● Your goal
Take from the data every line in which the word "text" is found.

[Element data from apps and pages]

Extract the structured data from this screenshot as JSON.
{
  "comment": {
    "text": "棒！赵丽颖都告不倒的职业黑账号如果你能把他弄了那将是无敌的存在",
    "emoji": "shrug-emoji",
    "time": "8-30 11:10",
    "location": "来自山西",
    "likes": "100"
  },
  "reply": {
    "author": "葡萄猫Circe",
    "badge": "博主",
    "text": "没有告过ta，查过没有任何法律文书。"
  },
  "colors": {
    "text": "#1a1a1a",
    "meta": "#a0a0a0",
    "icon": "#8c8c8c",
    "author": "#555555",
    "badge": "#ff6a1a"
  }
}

● Task output
    "text": "棒！赵丽颖都告不倒的职业黑账号如果你能把他弄了那将是无敌的存在",
    "text": "没有告过ta，查过没有任何法律文书。"
    "text": "#1a1a1a",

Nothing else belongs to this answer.